A third Fox News Channel employee has joined two colleagues in their lawsuit that says they were subjected to racial discrimination by a since-fired executive.
Monica Douglas said former controller Judith Slater, who was fired on Feb. 28, frequently expressed an unwillingness to be near black people. Douglas is black, as are colleagues Tichaona Brown and Tabrese Wright, who filed suit against Fox last week.
Douglas, who is Panamanian, said in the lawsuit that Slater told her she wouldn't let her dogs eat food Panamanians eat. She said Slater frequently referred to her status as a breast cancer survivor, calling her the "one-boobed girl" and the like. Douglas said she complained about Slater's comments in 2014 and nothing was done.
Fox didn't immediately return messages seeking comment Tuesday.
Previously, Tichaona Brown and Tabrese Wright, two black women who work at Fox News Channel, filed a lawsuit in New York State Supreme Court in the Bronx against Fox for being subjected to "yearslong relentless racial" hostility at the hands of a top financial executive at the network who has since been fired.
The two women said their boss talked about her physical fear of black people, humiliated them by making them repeat words she believes blacks pronounce incorrectly and mocked the "Black Lives Matter" movement.
Judith Slater, the executive involved, asked Wright, a mother of three, whether all of her children had the same father, the lawsuit alleges.
Fox said it fired Slater on Feb. 28. She was the network's controller and senior vice president of accounting.
"There is no place for inappropriate verbal remarks like this at Fox News," the network said in a statement. "We are disappointed that this needless litigation has been filed."
Fox offered no contact information for Slater, and it was not immediately clear if she had hired a lawyer.
The allegations of racial insensitivity come on the same week that Fox's most popular personality, Bill O'Reilly, apologized for an on-air comment that he couldn't concentrate on a speech by California Rep. Maxine Waters, who is black, because he was distracted by her "James Brown wig."
Fox is also dealing with the legal fallout from last summer's forced departure of former CEO Roger Ailes because of sexual harassment charges, which he denied.

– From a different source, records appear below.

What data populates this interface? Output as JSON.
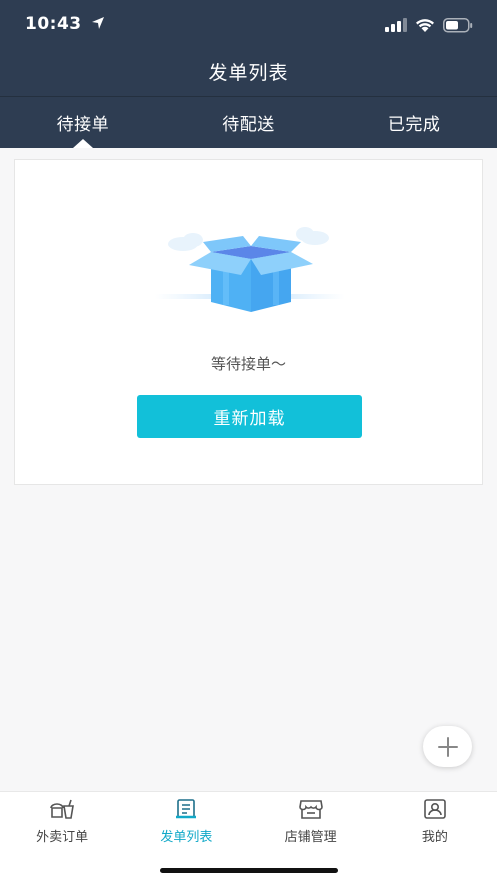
{
  "status_bar": {
    "time": "10:43"
  },
  "nav": {
    "title": "发单列表"
  },
  "tabs": [
    {
      "label": "待接单",
      "active": true
    },
    {
      "label": "待配送",
      "active": false
    },
    {
      "label": "已完成",
      "active": false
    }
  ],
  "empty_state": {
    "message": "等待接单～",
    "reload_label": "重新加载"
  },
  "tabbar": {
    "items": [
      {
        "label": "外卖订单",
        "icon": "takeout-icon",
        "active": false
      },
      {
        "label": "发单列表",
        "icon": "order-list-icon",
        "active": true
      },
      {
        "label": "店铺管理",
        "icon": "shop-icon",
        "active": false
      },
      {
        "label": "我的",
        "icon": "profile-icon",
        "active": false
      }
    ]
  },
  "colors": {
    "header_bg": "#2e3d52",
    "accent": "#12c0d9",
    "tab_active": "#12a9c8"
  }
}
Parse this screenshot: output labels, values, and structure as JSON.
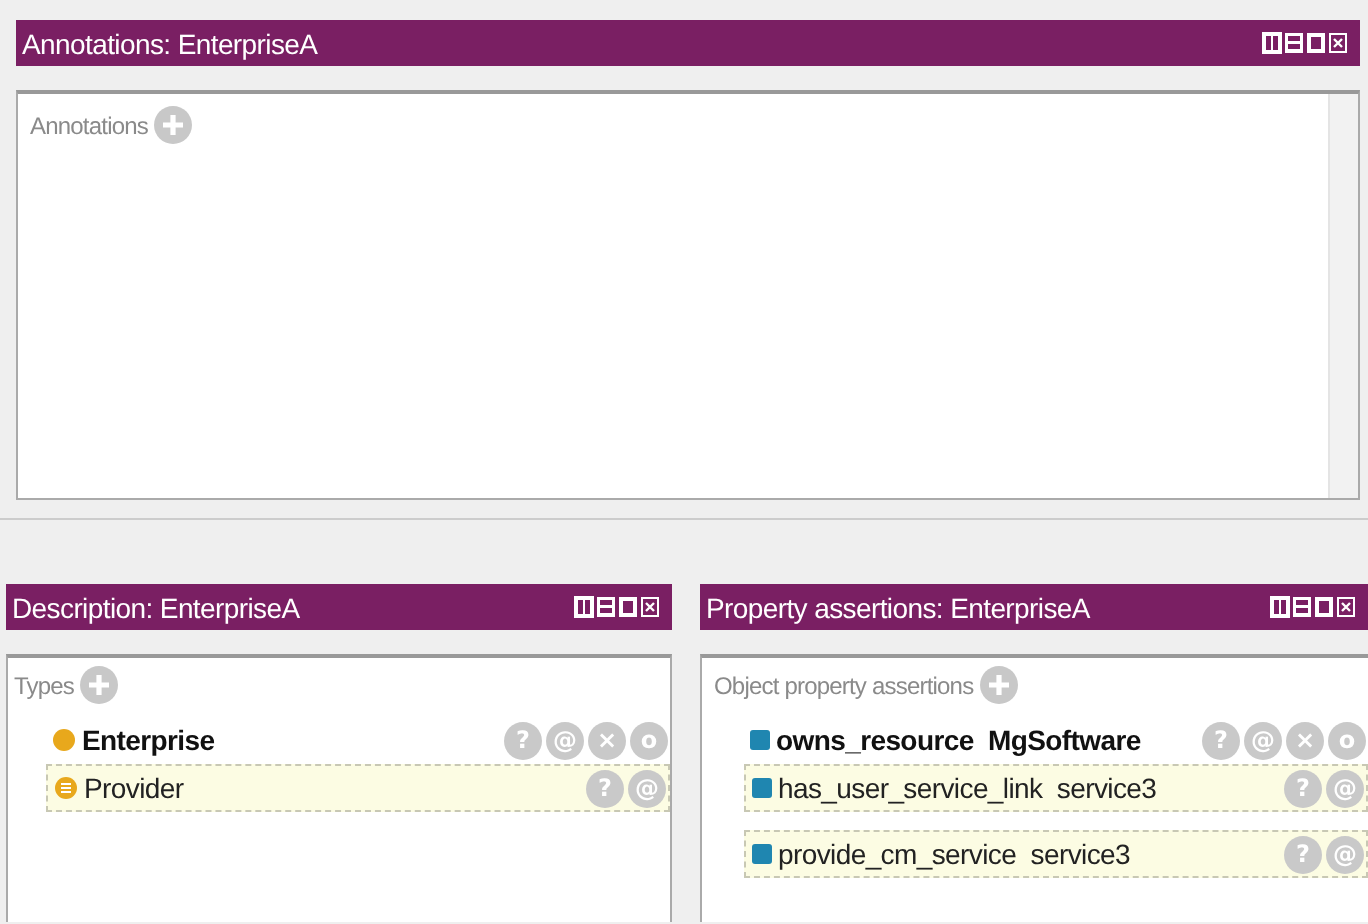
{
  "annotations_panel": {
    "title": "Annotations: EnterpriseA",
    "section_label": "Annotations"
  },
  "description_panel": {
    "title": "Description: EnterpriseA",
    "section_label": "Types",
    "rows": [
      {
        "kind": "asserted",
        "text": "Enterprise",
        "buttons": [
          "?",
          "@",
          "×",
          "o"
        ]
      },
      {
        "kind": "inferred",
        "text": "Provider",
        "buttons": [
          "?",
          "@"
        ]
      }
    ]
  },
  "property_panel": {
    "title": "Property assertions: EnterpriseA",
    "section_label": "Object property assertions",
    "rows": [
      {
        "kind": "asserted",
        "text": "owns_resource  MgSoftware",
        "buttons": [
          "?",
          "@",
          "×",
          "o"
        ]
      },
      {
        "kind": "inferred",
        "text": "has_user_service_link  service3",
        "buttons": [
          "?",
          "@"
        ]
      },
      {
        "kind": "inferred",
        "text": "provide_cm_service  service3",
        "buttons": [
          "?",
          "@"
        ]
      }
    ]
  }
}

Brown and Wright's lawsuit alleges that Fox "intentionally turned a blind eye" to the climate of racial hostility until it was clear that it couldn't keep the matter in-house. The lawsuit said Slater was fired "because Fox knew this would become a public matter and wanted to salvage its reputation." News reports of Slater's firing began circulating late last week.
Fox said it takes these matters very seriously and that it took action against Slater before the lawsuit and before Wright had complained through her lawyer.
The women also said that "days before this lawsuit was filed," Brown was fired and Wright demoted. Fox said Brown was still a Fox employee and Wright made a lateral move, with the same pay and benefits.
The lawsuit also detailed complaints about the racial atmosphere at Fox by four other black employees who have since left the network.
In the lawsuit, the women said Slater had also made derogatory remarks about people of Chinese, Indian and Mexican descent.